Zero tolerance for female genital mutilation in Eritrea?Posted: 6 February, 2015 Filed under: Thato Motaung | Tags: circumcision, discrimination against women and girls, eradication of fgm, Eritrea, external female genitalia, female genital mutilation, fgm, FGM/C, infubulation, International Day of Zero Tolerance for Female Genital Mutilation, maternal health, sexual and reproductive health rights, women's human rights, women's rights Leave a comment
Author: Thato Motaung
Researcher, Centre for Human Rights, Faculty of Law, University of Pretoria
International Day of Zero Tolerance for Female Genital Mutilation: 6 February 2015

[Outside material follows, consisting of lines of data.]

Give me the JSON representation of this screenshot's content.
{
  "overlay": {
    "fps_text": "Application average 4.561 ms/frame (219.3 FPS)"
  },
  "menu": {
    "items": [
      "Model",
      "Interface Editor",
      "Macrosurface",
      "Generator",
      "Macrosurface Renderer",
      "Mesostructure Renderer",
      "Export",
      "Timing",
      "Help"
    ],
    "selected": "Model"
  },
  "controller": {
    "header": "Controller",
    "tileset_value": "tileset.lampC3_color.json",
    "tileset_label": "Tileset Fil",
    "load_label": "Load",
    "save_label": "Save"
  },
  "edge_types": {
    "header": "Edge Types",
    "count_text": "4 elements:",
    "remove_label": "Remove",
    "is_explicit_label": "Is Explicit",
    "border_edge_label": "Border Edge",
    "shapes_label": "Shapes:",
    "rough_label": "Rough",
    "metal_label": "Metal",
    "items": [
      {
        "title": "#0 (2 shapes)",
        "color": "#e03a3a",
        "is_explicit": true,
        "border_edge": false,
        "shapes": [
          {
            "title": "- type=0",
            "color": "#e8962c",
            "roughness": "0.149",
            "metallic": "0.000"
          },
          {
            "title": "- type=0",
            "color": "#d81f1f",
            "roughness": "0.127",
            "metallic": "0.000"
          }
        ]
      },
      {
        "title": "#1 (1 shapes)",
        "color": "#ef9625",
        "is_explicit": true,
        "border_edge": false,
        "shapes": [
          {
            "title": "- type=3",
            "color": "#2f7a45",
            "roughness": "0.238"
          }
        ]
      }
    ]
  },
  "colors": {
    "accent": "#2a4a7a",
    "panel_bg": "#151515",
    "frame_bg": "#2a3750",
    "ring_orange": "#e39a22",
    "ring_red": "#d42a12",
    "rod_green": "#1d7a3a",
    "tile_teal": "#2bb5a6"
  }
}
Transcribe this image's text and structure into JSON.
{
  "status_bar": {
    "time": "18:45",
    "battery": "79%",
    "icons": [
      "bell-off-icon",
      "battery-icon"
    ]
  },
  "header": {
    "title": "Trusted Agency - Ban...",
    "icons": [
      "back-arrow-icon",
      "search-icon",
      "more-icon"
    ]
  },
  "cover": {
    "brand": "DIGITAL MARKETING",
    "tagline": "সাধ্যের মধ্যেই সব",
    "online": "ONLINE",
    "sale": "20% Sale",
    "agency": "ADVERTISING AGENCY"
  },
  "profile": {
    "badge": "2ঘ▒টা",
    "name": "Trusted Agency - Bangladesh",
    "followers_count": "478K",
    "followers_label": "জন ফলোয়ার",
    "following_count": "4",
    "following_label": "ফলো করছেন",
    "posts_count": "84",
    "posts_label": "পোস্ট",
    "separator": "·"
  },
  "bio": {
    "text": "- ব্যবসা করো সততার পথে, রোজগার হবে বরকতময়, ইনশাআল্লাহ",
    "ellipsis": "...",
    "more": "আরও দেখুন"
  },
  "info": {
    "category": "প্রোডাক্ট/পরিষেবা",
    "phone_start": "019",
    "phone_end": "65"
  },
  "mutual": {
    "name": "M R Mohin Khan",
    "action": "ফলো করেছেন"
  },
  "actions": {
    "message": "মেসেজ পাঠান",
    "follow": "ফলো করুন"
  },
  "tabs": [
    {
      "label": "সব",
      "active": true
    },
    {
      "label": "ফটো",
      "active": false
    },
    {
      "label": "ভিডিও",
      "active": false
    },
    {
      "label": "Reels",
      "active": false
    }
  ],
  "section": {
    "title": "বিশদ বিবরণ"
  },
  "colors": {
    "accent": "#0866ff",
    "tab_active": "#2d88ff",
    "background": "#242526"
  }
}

February 6 – the International Day of Zero Tolerance for Female Genital Mutilation – is dedicated annually to making the world aware of the harmful effects of female genital mutilation or cutting (FGM/C) and to promote its eradication. FGM/C involves the partial or total removal of external female genitalia; a deep form of discrimination against women and girls, it directly violates their right to health, and physical integrity. The practice is rooted in cultural and religious beliefs of communities who perceive it as a social obligation to control female sexuality and ‘preserve or protect’ a woman’s chastity.
The most common form of FGM/C in Eritrea is ‘infubulation’. During the procedure, the child’s legs and hips are tied together to limit movement – often for several weeks afterward to allow healing. The age for circumcising of a girl varies amongst cultural groups, but can range from one month old to 15 years. A traditional circumciser commonly performs the act within communities; close relatives or neighbours can also act as circumcisers.